The Chief Missioner of NASFAT, an Islamic organization in Nigeria, Imam AbdulAzeez Onike has said recently, “Nothing in Islam says a woman cannot get pregnant through ART as our religion is not against it, but Islam prohibits abuse of the practice. As such, Islam frowns upon IVF for a single parent or bisexuals. In order to protect the family lineage, Islamic religion supports artificial insemination by the husband (AIH) and prohibits artificial insemination by donor (AID).”
Explaining how religion and ART intertwine, Imam Onike mentioned that in ART practice, Islam prohibits three options as it involves third parties: surrogacy, egg donation and AID.
In a webinar, Onike told hundreds of Muslims, “Not everyone will have a child but you can have faith that you will have your own kids. Seek medical care, don’t lose hope, make efforts but do it in the halal way if you are having problems with having your own kids.”
According to the Imam, certain conditions must be met before a couple decides to have children through IVF.
“The sperm must come from the man, carried out by medical personnel, it must not be abused, it must not be done for child selection and there should be no third-party intrusion.”
An elderly Muslim man who has done IVF for conception with his wife, Lateef Sanbe recounted, “From experience, I could remember that 15 years ago, we were with one of our doctors and after series of tests, we were told nothing is wrong with us and we were advised to consider going for IVF. We had to go for it in Ilorin considering our age. What I know is that there is no condition that is enforceable on a couple in a fertility clinic as their consent is paramount. The clinic will only do what the couple agrees on.
“Young couples should not wait up to 10 years before seeking medical intervention if they are having problems with having their children,” Sanbe suggested.
However, Christianity has no restrictions regarding ART as explained by Rev Funke Adejumo.
She emphasized, “Enough of the fasting and praying. God can do it through medical or other religious angles. Enough of crying at home, do something.”
Citing various instances, Adejumo expressed her concern over what people have done and gone through in the quest for a child.
Some people, she said, have waited for 23 years without a child and others like Mrs Bankole waited for 17 years before she could have her children.
Mrs Oyenike Bankole while recounting her journey from infertility to becoming a mother of four admitted, “I wanted to do surrogacy but my husband opted for IVF and we had four children through IVF after many years of waiting. I started doing IVF in 2002 and it did not click until 2005, but I lost the pregnancy. I never gave up because it was after the 12th trial that I finally gave birth to my first twin girls and I opted for the 13th trial which led to me having twin boys. Persistence is important.”
She advises young couples: “Pray and be patient when you are looking for children. Don’t stress yourself, if you need help, go to a fertility clinic.
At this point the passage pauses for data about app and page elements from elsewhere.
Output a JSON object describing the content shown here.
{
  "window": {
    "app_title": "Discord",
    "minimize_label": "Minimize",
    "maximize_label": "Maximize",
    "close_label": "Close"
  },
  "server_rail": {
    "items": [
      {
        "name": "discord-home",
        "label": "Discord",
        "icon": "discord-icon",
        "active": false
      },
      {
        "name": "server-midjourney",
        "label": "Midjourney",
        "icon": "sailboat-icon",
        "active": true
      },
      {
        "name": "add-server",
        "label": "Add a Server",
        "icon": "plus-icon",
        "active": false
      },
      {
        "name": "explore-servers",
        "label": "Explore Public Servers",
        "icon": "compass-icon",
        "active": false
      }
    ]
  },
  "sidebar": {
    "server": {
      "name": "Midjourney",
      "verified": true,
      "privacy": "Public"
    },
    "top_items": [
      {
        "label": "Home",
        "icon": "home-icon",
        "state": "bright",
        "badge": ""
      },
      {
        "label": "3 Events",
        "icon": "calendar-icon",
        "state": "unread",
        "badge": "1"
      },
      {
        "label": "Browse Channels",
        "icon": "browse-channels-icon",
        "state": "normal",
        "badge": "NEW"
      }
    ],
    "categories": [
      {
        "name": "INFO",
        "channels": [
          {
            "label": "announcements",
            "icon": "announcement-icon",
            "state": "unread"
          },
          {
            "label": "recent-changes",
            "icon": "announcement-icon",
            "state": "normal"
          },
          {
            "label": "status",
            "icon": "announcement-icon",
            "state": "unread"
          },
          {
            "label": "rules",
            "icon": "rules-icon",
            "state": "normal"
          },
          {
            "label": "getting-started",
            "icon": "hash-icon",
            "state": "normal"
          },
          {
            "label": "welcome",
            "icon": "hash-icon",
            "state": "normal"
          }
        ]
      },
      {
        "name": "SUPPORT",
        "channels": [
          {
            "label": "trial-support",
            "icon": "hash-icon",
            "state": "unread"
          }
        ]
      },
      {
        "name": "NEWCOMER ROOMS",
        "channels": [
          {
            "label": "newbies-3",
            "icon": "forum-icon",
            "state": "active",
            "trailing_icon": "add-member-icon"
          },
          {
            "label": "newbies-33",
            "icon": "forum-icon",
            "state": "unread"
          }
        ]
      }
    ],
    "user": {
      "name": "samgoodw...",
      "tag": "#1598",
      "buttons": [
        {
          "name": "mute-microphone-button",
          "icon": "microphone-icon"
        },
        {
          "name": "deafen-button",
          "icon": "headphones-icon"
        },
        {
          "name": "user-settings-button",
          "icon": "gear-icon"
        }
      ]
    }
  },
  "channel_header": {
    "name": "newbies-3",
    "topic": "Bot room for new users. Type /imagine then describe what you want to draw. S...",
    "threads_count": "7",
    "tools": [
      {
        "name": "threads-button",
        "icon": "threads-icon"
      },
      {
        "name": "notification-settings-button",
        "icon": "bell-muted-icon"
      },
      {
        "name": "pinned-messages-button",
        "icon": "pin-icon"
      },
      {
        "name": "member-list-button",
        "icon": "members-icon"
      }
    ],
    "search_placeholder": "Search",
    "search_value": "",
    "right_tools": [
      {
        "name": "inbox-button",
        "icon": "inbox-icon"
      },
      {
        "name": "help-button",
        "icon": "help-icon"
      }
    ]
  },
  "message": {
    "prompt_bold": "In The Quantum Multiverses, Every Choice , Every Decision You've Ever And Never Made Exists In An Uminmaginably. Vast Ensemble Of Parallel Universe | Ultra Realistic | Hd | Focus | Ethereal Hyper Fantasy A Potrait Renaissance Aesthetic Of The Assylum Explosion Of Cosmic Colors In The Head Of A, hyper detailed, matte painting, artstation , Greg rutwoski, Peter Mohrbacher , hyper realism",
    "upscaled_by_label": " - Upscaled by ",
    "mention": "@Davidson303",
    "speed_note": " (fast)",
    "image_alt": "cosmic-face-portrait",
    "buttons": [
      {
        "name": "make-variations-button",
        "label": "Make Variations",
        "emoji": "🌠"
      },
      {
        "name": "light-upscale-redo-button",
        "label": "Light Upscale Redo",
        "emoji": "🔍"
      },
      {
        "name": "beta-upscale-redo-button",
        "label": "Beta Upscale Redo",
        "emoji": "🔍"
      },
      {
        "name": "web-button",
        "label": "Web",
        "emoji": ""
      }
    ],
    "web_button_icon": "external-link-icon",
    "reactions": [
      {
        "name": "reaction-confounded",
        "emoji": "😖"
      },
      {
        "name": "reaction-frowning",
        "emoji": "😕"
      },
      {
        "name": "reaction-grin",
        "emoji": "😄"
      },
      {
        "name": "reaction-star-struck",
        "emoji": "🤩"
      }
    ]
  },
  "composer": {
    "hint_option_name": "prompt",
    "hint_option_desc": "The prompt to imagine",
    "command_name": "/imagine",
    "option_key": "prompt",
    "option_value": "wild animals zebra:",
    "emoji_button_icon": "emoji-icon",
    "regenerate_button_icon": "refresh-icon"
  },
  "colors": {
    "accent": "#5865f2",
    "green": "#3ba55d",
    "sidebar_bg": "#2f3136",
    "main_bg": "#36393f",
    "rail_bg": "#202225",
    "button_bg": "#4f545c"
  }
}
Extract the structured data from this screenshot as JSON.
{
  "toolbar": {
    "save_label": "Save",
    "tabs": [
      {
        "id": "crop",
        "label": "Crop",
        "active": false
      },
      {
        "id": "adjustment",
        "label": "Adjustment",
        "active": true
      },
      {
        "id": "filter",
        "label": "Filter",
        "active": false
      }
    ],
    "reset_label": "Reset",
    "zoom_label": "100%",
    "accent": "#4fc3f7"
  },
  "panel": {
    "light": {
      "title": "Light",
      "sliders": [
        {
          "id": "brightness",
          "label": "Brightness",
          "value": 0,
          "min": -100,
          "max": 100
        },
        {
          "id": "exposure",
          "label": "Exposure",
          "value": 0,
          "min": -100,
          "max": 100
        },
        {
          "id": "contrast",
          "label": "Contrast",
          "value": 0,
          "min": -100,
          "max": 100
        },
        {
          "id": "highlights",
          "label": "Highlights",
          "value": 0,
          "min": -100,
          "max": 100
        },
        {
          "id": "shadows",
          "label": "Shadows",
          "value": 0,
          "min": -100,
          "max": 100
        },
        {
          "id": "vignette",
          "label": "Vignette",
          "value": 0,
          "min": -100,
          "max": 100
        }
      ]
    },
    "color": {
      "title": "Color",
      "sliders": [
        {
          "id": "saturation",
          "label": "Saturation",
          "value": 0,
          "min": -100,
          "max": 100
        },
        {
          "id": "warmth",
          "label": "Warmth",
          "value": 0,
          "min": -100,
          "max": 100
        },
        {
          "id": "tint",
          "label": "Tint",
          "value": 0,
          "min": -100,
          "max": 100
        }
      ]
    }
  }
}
If you have eggs to store, store it so as to avoid regret later.”
In his contribution to the role of religion in assisted fertility, the CEO of Nordica, Dr Abayomi Ajayi stated that knowing the views of religion in ART is important.
“Ethical consideration is one thing religion has helped us with in our practice,” he noted.